never helps to plan your suit from the hospital room. there will be plenty of time for that
What about malpractice is reached because fellow using echocardiogram camera on catheter is not schooled in inserting catheter at the right angle and in doing so in his learning experience nick my ventricle. Not malpractice?
Sounds like malpractice to me. I the director of the lab told you he was going to do the job and then he handed it off to a trainee without your informed consent…
I am damaged and lawyers telling me I should have stopped the procedure.
I didn’t know. Boy would I have!!!
I was told by the lab director he would do my ablation for me to my face. There was no question of a fellow doing it!
I think why I am so upset and disappointed is that I really believed the doctor who was the lab director was truly going to do my ablation. I was assured by the head that he would let the lab director do his family instead I got his fellow and only the second time in five year poke in the heart! Very disappointed in docs.

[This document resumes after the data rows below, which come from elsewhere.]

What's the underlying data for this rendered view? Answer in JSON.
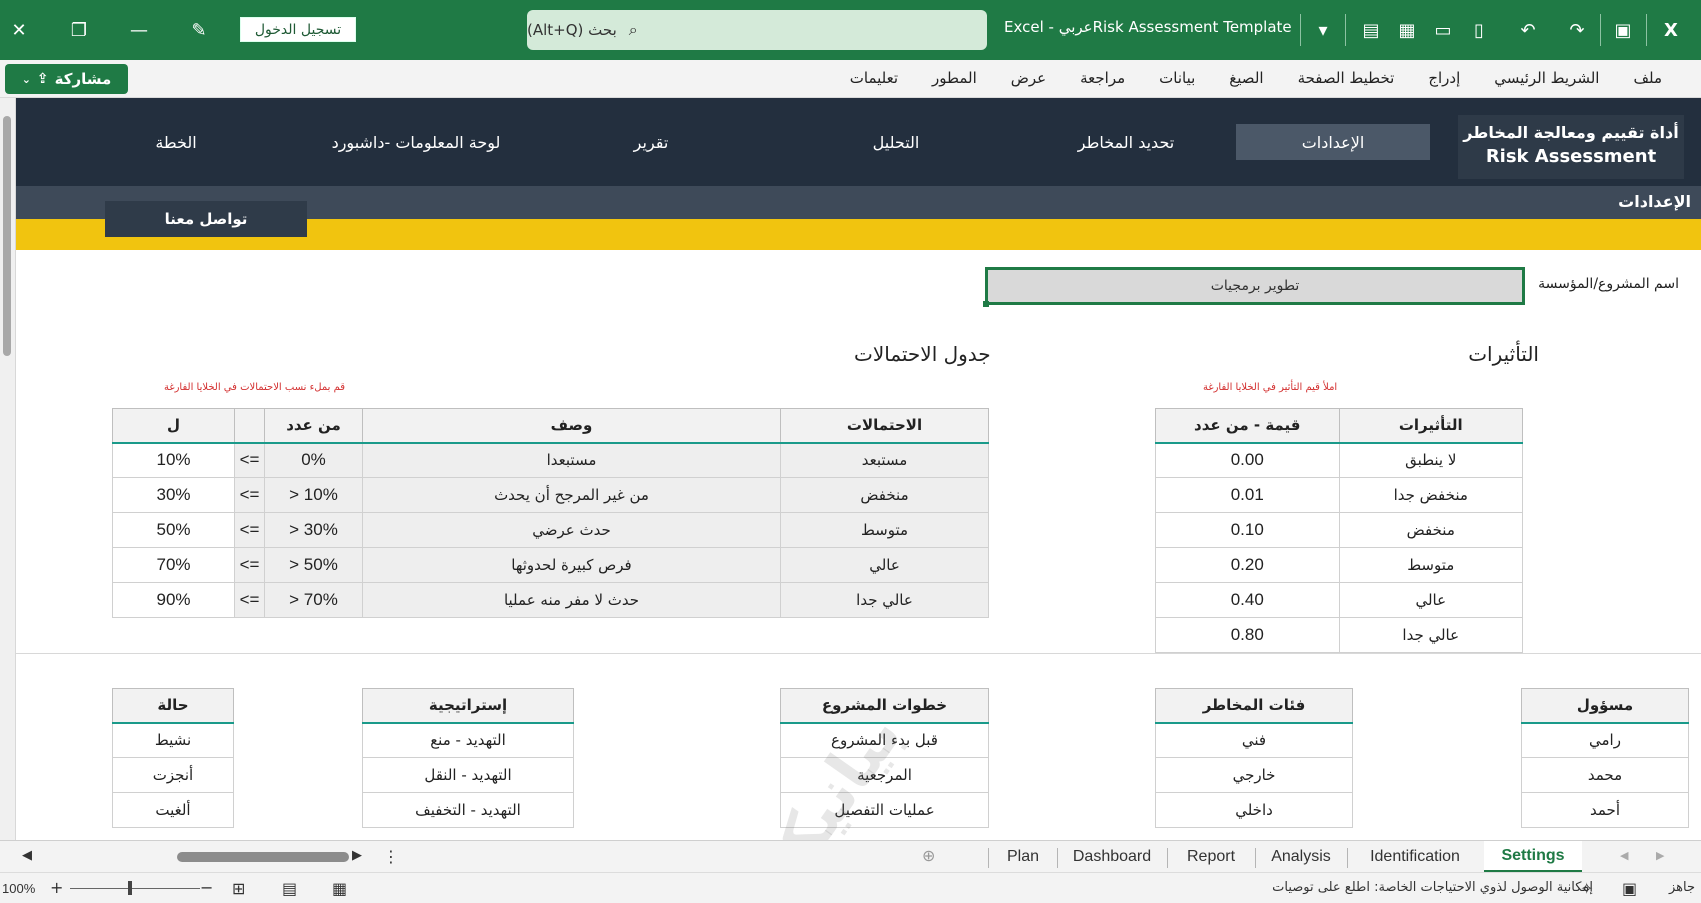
{
  "titlebar": {
    "signin": "تسجيل الدخول",
    "search_placeholder": "بحث (Alt+Q)",
    "app_title": "Excel  -  عربيRisk Assessment Template"
  },
  "menu": {
    "share": "مشاركة",
    "items": [
      "ملف",
      "الشريط الرئيسي",
      "إدراج",
      "تخطيط الصفحة",
      "الصيغ",
      "بيانات",
      "مراجعة",
      "عرض",
      "المطور",
      "تعليمات"
    ]
  },
  "nav": {
    "logo_line1": "أداة تقييم ومعالجة المخاطر",
    "logo_line2": "Risk Assessment",
    "items": [
      "الإعدادات",
      "تحديد المخاطر",
      "التحليل",
      "تقرير",
      "لوحة المعلومات -داشبورد",
      "الخطة"
    ]
  },
  "subheader": {
    "title": "الإعدادات",
    "contact": "تواصل معنا"
  },
  "project": {
    "label": "اسم المشروع/المؤسسة",
    "value": "تطوير برمجيات"
  },
  "impacts": {
    "title": "التأثيرات",
    "hint": "املأ قيم التأثير في الخلايا الفارغة",
    "headers": [
      "التأثيرات",
      "قيمة - من عدد"
    ],
    "rows": [
      [
        "لا ينطبق",
        "0.00"
      ],
      [
        "منخفض جدا",
        "0.01"
      ],
      [
        "منخفض",
        "0.10"
      ],
      [
        "متوسط",
        "0.20"
      ],
      [
        "عالي",
        "0.40"
      ],
      [
        "عالي جدا",
        "0.80"
      ]
    ]
  },
  "probabilities": {
    "title": "جدول الاحتمالات",
    "hint": "قم بملء نسب الاحتمالات في الخلايا الفارغة",
    "headers": [
      "الاحتمالات",
      "وصف",
      "من عدد",
      "",
      "ل"
    ],
    "rows": [
      [
        "مستبعد",
        "مستبعدا",
        "0%",
        "<=",
        "10%"
      ],
      [
        "منخفض",
        "من غير المرجح أن يحدث",
        "> 10%",
        "<=",
        "30%"
      ],
      [
        "متوسط",
        "حدث عرضي",
        "> 30%",
        "<=",
        "50%"
      ],
      [
        "عالي",
        "فرص كبيرة لحدوثها",
        "> 50%",
        "<=",
        "70%"
      ],
      [
        "عالي جدا",
        "حدث لا مفر منه عمليا",
        "> 70%",
        "<=",
        "90%"
      ]
    ]
  },
  "lists": {
    "owner": {
      "header": "مسؤول",
      "items": [
        "رامي",
        "محمد",
        "أحمد"
      ]
    },
    "categories": {
      "header": "فئات المخاطر",
      "items": [
        "فني",
        "خارجي",
        "داخلي"
      ]
    },
    "steps": {
      "header": "خطوات المشروع",
      "items": [
        "قبل بدء المشروع",
        "المرجعية",
        "عمليات التفصيل"
      ]
    },
    "strategy": {
      "header": "إستراتيجية",
      "items": [
        "التهديد - منع",
        "التهديد - النقل",
        "التهديد - التخفيف"
      ]
    },
    "status": {
      "header": "حالة",
      "items": [
        "نشيط",
        "أنجزت",
        "ألغيت"
      ]
    }
  },
  "tabs": [
    "Plan",
    "Dashboard",
    "Report",
    "Analysis",
    "Identification",
    "Settings"
  ],
  "active_tab": "Settings",
  "status": {
    "ready": "جاهز",
    "accessibility": "إمكانية الوصول لذوي الاحتياجات الخاصة: اطلع على توصيات",
    "zoom": "100%"
  },
  "watermark": "بيانيكا",
  "colors": {
    "excel_green": "#1f7a45",
    "nav_dark": "#232f3e",
    "yellow": "#f1c40f",
    "teal_rule": "#1a9a8a",
    "hint_red": "#d32f2f"
  },
  "icons": [
    "close-icon",
    "minimize-icon",
    "restore-icon",
    "pen-icon",
    "search-icon",
    "dropdown-icon",
    "save-icon",
    "excel-icon",
    "share-icon",
    "undo-icon",
    "redo-icon",
    "new-file-icon",
    "open-file-icon"
  ]
}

Current guidelines dictate that informed consent consists of informing the patient of COMMON and SEVERE complications. Of which phrenic nerve injury is neither (in relative terms). Current incidence is 0.11 – .048% with 81% obtaining complete recovery.

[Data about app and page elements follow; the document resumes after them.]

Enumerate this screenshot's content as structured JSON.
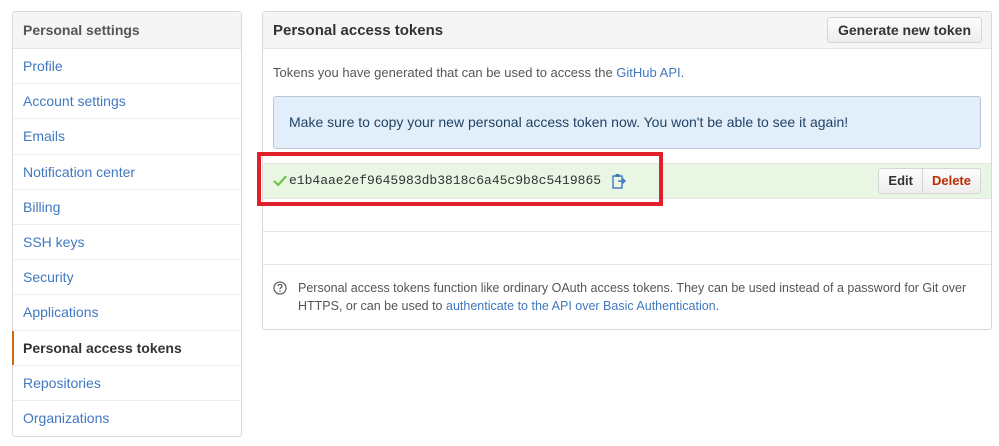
{
  "sidebar": {
    "header": "Personal settings",
    "items": [
      {
        "label": "Profile"
      },
      {
        "label": "Account settings"
      },
      {
        "label": "Emails"
      },
      {
        "label": "Notification center"
      },
      {
        "label": "Billing"
      },
      {
        "label": "SSH keys"
      },
      {
        "label": "Security"
      },
      {
        "label": "Applications"
      },
      {
        "label": "Personal access tokens"
      },
      {
        "label": "Repositories"
      },
      {
        "label": "Organizations"
      }
    ],
    "selected_index": 8
  },
  "main": {
    "title": "Personal access tokens",
    "generate_button": "Generate new token",
    "intro_prefix": "Tokens you have generated that can be used to access the ",
    "intro_link": "GitHub API",
    "intro_suffix": ".",
    "flash_message": "Make sure to copy your new personal access token now. You won't be able to see it again!",
    "token": {
      "value": "e1b4aae2ef9645983db3818c6a45c9b8c5419865",
      "edit_label": "Edit",
      "delete_label": "Delete"
    },
    "help": {
      "text_prefix": "Personal access tokens function like ordinary OAuth access tokens. They can be used instead of a password for Git over HTTPS, or can be used to ",
      "link": "authenticate to the API over Basic Authentication",
      "text_suffix": "."
    }
  },
  "colors": {
    "link": "#4078c0",
    "selected_accent": "#d26911",
    "flash_bg": "#e2eef9",
    "token_row_bg": "#e9f6e4",
    "check_green": "#6cc644",
    "delete_red": "#bd2c00",
    "highlight_red": "#e0202a"
  },
  "icons": {
    "check": "check-icon",
    "clipboard": "clipboard-icon",
    "help": "question-icon"
  }
}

I encourage Dan Walters to look at the data and see that teaching hospitals have lower complication rates than private hospitals.
Earl, malpractice is not defined as a bad outcome. Malpractice only occurs when the standard of care is breached. Example: Patient goes in for colon surgery and the aorta is accidentally nicked. Patients dies. Not malpractice. On the other hand, patient goes in for colon surgery and surgeon uses wrong stapler resulting in sepsis. Malpractice.
What data are you talking about Mark? The self-reported numbers in which patient injuries are routinely under reported?
You are probably completely correct that adverse outcomes are under reported, however, what makes you believe that teaching hospitals under report more than private hospitals? Under reporting is likely the same, and may be increased at private hospitals due to less supervision, less care providers, who can each report a negative outcome, and less reporting by private attending physicians tending to private patients.
By the way, here is one study comparing the two: http://journals.lww.com/academicmedicine/Abstract/2005/05000/Quality_of_Care_in_Teaching_Hospitals__A.12.aspx
“…adverse outcomes are under reported, however, what makes you believe that teaching hospitals under report more than private hospitals?”
The question proves my point. You are asking us to believe that your dishonest data is not as bad as everyone else’s?
To reply to your comment that “Current guidelines dictate that informed consent consists of informing the patient of COMMON and SEVERE complications. Of which phrenic nerve injury is neither (in relative terms).”
Tell that to the terrified patient person who was sent home with difficulty in breathing, no information, and a follow-up in three weeks. What explanation do you offer for that?
And then there is this:
“Maybe Hugh Calkins is behind in his journal reading, otherwise he would have seen that phrenic nerve injury is “a well-described complication of AF,” and he would have read about “currently available tools to avoid the complication.”
The “current guidelines” on informed consent may be handy technical legalese which allow doctors to cover their mistakes, but I believe that a physician has a moral duty not only to inform the patient of a “well described complication,” but to also employ available tools to help avoid it.
In the case above, neither was done, and if you read my book you will see plenty of proof that at this particular teaching hospital, at least, patient safety and informed consent take a back seat to corporate interests and the personal career ambitions of high-profile doctors.
The point here is that the injured patient was not told of a recognized risk of the procedure, and that this is how they routinely conduct business at teaching hospitals.
Well, Earl, here’s how you can tell that what I write is true: https://collateral-damage.net/source-notes/